## INFORMATION PROVIDED
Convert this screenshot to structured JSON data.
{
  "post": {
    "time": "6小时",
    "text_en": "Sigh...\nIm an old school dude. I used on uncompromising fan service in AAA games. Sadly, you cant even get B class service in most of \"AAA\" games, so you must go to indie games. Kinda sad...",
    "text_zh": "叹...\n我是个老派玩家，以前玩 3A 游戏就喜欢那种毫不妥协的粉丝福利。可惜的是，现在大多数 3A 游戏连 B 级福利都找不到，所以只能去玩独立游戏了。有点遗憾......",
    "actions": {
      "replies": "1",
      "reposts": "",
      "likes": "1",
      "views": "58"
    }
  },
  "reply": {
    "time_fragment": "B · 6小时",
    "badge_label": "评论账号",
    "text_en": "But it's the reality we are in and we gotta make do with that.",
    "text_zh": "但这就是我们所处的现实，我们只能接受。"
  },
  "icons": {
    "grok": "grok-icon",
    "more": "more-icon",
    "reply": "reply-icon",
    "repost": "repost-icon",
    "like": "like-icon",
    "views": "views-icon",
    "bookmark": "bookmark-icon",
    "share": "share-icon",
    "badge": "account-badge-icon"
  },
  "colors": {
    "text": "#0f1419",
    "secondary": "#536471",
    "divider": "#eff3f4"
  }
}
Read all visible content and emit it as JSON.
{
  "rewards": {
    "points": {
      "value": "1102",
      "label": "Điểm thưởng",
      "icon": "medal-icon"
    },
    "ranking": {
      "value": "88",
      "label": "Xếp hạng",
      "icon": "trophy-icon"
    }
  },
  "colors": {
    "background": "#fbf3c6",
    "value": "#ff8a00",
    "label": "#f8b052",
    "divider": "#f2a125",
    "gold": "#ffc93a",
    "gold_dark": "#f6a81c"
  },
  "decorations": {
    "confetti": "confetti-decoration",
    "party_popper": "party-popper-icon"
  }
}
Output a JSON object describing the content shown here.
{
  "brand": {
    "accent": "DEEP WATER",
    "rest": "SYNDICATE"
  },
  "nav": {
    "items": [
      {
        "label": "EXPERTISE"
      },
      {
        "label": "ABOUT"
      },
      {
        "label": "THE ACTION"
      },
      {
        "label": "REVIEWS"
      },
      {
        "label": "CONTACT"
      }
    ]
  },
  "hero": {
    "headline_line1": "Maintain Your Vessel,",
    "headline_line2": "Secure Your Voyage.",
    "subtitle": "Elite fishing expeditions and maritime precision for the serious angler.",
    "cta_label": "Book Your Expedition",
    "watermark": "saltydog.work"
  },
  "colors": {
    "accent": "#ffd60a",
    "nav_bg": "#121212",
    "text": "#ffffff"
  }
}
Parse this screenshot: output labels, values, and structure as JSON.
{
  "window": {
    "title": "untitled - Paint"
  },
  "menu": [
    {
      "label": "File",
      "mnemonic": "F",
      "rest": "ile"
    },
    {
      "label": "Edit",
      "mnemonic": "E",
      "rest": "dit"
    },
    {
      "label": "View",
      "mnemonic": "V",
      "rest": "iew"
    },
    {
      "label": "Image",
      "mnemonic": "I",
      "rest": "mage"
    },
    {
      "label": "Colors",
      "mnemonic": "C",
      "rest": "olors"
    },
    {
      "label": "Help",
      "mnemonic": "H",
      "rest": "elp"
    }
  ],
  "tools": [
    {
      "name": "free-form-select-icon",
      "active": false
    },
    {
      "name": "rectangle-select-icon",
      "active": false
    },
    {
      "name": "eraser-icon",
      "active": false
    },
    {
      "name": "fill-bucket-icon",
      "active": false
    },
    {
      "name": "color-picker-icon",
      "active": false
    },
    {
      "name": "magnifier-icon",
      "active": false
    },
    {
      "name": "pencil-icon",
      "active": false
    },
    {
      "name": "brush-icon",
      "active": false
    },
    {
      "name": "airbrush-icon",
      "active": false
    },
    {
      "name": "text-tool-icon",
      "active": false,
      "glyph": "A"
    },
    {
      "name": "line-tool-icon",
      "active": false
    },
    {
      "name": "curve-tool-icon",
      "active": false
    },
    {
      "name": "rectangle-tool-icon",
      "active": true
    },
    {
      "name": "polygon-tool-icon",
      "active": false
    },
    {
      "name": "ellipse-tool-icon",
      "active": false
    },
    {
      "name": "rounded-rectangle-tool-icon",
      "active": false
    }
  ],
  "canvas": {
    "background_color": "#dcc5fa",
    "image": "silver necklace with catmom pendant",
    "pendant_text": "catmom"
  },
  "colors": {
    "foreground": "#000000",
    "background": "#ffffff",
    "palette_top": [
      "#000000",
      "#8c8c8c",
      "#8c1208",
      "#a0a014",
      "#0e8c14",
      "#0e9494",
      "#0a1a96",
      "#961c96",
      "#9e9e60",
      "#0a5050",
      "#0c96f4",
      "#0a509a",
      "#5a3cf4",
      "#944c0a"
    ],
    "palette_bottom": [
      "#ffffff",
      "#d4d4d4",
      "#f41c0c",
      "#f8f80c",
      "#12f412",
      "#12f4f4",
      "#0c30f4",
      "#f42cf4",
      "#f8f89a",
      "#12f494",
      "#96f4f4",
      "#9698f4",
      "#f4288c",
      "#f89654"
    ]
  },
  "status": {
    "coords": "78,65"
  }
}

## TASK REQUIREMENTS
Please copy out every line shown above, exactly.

## COMPLETED TASK
Convert this screenshot to structured JSON data.
{
  "post": {
    "time": "6小时",
    "text_en": "Sigh...\nIm an old school dude. I used on uncompromising fan service in AAA games. Sadly, you cant even get B class service in most of \"AAA\" games, so you must go to indie games. Kinda sad...",
    "text_zh": "叹...\n我是个老派玩家，以前玩 3A 游戏就喜欢那种毫不妥协的粉丝福利。可惜的是，现在大多数 3A 游戏连 B 级福利都找不到，所以只能去玩独立游戏了。有点遗憾......",
    "actions": {
      "replies": "1",
      "reposts": "",
      "likes": "1",
      "views": "58"
    }
  },
  "reply": {
    "time_fragment": "B · 6小时",
    "badge_label": "评论账号",
    "text_en": "But it's the reality we are in and we gotta make do with that.",
    "text_zh": "但这就是我们所处的现实，我们只能接受。"
  },
  "icons": {
    "grok": "grok-icon",
    "more": "more-icon",
    "reply": "reply-icon",
    "repost": "repost-icon",
    "like": "like-icon",
    "views": "views-icon",
    "bookmark": "bookmark-icon",
    "share": "share-icon",
    "badge": "account-badge-icon"
  },
  "colors": {
    "text": "#0f1419",
    "secondary": "#536471",
    "divider": "#eff3f4"
  }
}
Read all visible content and emit it as JSON.
{
  "rewards": {
    "points": {
      "value": "1102",
      "label": "Điểm thưởng",
      "icon": "medal-icon"
    },
    "ranking": {
      "value": "88",
      "label": "Xếp hạng",
      "icon": "trophy-icon"
    }
  },
  "colors": {
    "background": "#fbf3c6",
    "value": "#ff8a00",
    "label": "#f8b052",
    "divider": "#f2a125",
    "gold": "#ffc93a",
    "gold_dark": "#f6a81c"
  },
  "decorations": {
    "confetti": "confetti-decoration",
    "party_popper": "party-popper-icon"
  }
}
Output a JSON object describing the content shown here.
{
  "brand": {
    "accent": "DEEP WATER",
    "rest": "SYNDICATE"
  },
  "nav": {
    "items": [
      {
        "label": "EXPERTISE"
      },
      {
        "label": "ABOUT"
      },
      {
        "label": "THE ACTION"
      },
      {
        "label": "REVIEWS"
      },
      {
        "label": "CONTACT"
      }
    ]
  },
  "hero": {
    "headline_line1": "Maintain Your Vessel,",
    "headline_line2": "Secure Your Voyage.",
    "subtitle": "Elite fishing expeditions and maritime precision for the serious angler.",
    "cta_label": "Book Your Expedition",
    "watermark": "saltydog.work"
  },
  "colors": {
    "accent": "#ffd60a",
    "nav_bg": "#121212",
    "text": "#ffffff"
  }
}
Parse this screenshot: output labels, values, and structure as JSON.
{
  "window": {
    "title": "untitled - Paint"
  },
  "menu": [
    {
      "label": "File",
      "mnemonic": "F",
      "rest": "ile"
    },
    {
      "label": "Edit",
      "mnemonic": "E",
      "rest": "dit"
    },
    {
      "label": "View",
      "mnemonic": "V",
      "rest": "iew"
    },
    {
      "label": "Image",
      "mnemonic": "I",
      "rest": "mage"
    },
    {
      "label": "Colors",
      "mnemonic": "C",
      "rest": "olors"
    },
    {
      "label": "Help",
      "mnemonic": "H",
      "rest": "elp"
    }
  ],
  "tools": [
    {
      "name": "free-form-select-icon",
      "active": false
    },
    {
      "name": "rectangle-select-icon",
      "active": false
    },
    {
      "name": "eraser-icon",
      "active": false
    },
    {
      "name": "fill-bucket-icon",
      "active": false
    },
    {
      "name": "color-picker-icon",
      "active": false
    },
    {
      "name": "magnifier-icon",
      "active": false
    },
    {
      "name": "pencil-icon",
      "active": false
    },
    {
      "name": "brush-icon",
      "active": false
    },
    {
      "name": "airbrush-icon",
      "active": false
    },
    {
      "name": "text-tool-icon",
      "active": false,
      "glyph": "A"
    },
    {
      "name": "line-tool-icon",
      "active": false
    },
    {
      "name": "curve-tool-icon",
      "active": false
    },
    {
      "name": "rectangle-tool-icon",
      "active": true
    },
    {
      "name": "polygon-tool-icon",
      "active": false
    },
    {
      "name": "ellipse-tool-icon",
      "active": false
    },
    {
      "name": "rounded-rectangle-tool-icon",
      "active": false
    }
  ],
  "canvas": {
    "background_color": "#dcc5fa",
    "image": "silver necklace with catmom pendant",
    "pendant_text": "catmom"
  },
  "colors": {
    "foreground": "#000000",
    "background": "#ffffff",
    "palette_top": [
      "#000000",
      "#8c8c8c",
      "#8c1208",
      "#a0a014",
      "#0e8c14",
      "#0e9494",
      "#0a1a96",
      "#961c96",
      "#9e9e60",
      "#0a5050",
      "#0c96f4",
      "#0a509a",
      "#5a3cf4",
      "#944c0a"
    ],
    "palette_bottom": [
      "#ffffff",
      "#d4d4d4",
      "#f41c0c",
      "#f8f80c",
      "#12f412",
      "#12f4f4",
      "#0c30f4",
      "#f42cf4",
      "#f8f89a",
      "#12f494",
      "#96f4f4",
      "#9698f4",
      "#f4288c",
      "#f89654"
    ]
  },
  "status": {
    "coords": "78,65"
  }
}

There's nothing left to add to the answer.